He said Scenic Faculty has tried for two years to fill openings for three physicians. One challenge is the valley's stigma as an undesirable place to live, he said, plus the county can't match the pay of large groups, such as Kaiser Permanente, that hire graduates of the county's residency program.
"There are not as many primary care docs looking for jobs as there once was," Kilian added.
Lee said the county Health Services Agency is not prepared to handle the internal processes needed for the expansion, such as claims processing, eligibility management and provider network contracting.
She said the agency is trying to estimate how many county residents will join Medi-Cal but hasn't come up with a number. Some of them are uninsured adults who see doctors through the county's indigent health program and will become eligible for Medi-Cal.
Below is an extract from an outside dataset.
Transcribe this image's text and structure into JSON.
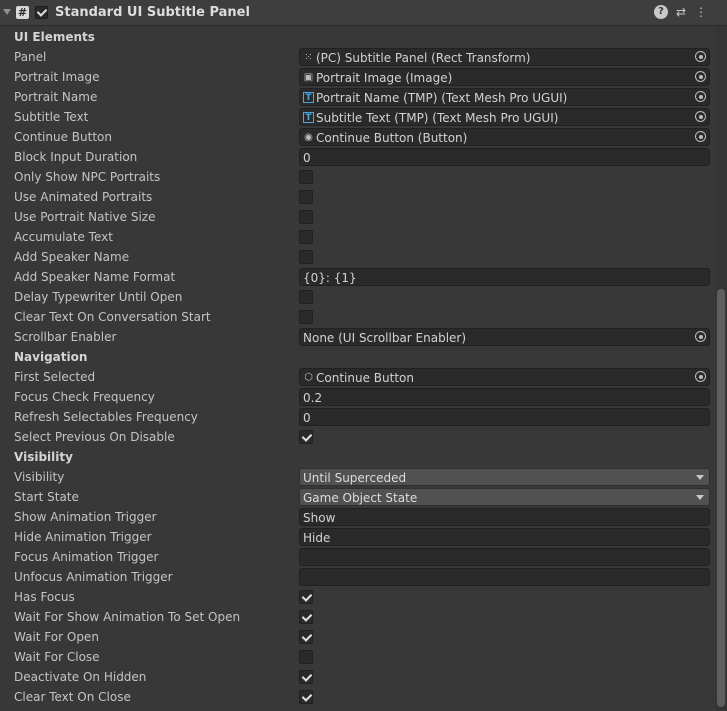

Noguera said Golden Valley has six positions open for doctors needed to meet current and future needs. She wasn't sure how long it will take to recruit them.
"This is the Central Valley; we have a physician shortage," she said.
Lee said the federal government's temporary increase in Medi-Cal reimbursements, aimed at coaxing more private doctors to accept Medi-Cal patients, might not have the desired effect. More likely, those doctors will be busy with people who obtain insurance or employer-based benefits through the Affordable Care Act, which seeks to extend coverage to most uninsured Americans.
The county could rely more heavily on care models other than face-to-face visits with doctors, such as Internet serv-ices, email and phone calls. Care teams composed of nurses and other midlevel providers could handle routine patient visits.
To make that feasible, the federal government needs to change reimbursement policies that don't pay for doctors to email patients or talk with them on the phone, Lee said.
Golden Valley has frequent staff meetings on the expansion, which promises to improve the lives and productivity of people who aren't getting care for chronic illness, Noguera said. In January, the nonprofit opened the Care Now urgent clinic on Florida Avenue in Modesto as an entry point for new patients with routine health issues.
The group also is looking into opening another health center in Modesto and expanding hours, with more evening and Saturday appointments, to more efficiently use its clinics, Noguera said.
Lee said the county is waiting for direction from Sacramento on whether the state will manage the expansion or build on county health programs to care for patients. It's also assessing facility needs and exploring grant opportunities.
"If we get a lot more patients, I assume we will be looking for additional physicians," Kilian said. "But you can only cram so many people into a building."
Bee staff writer Ken Carlson can be reached at firstname.lastname@example.org or (209) 578-2321.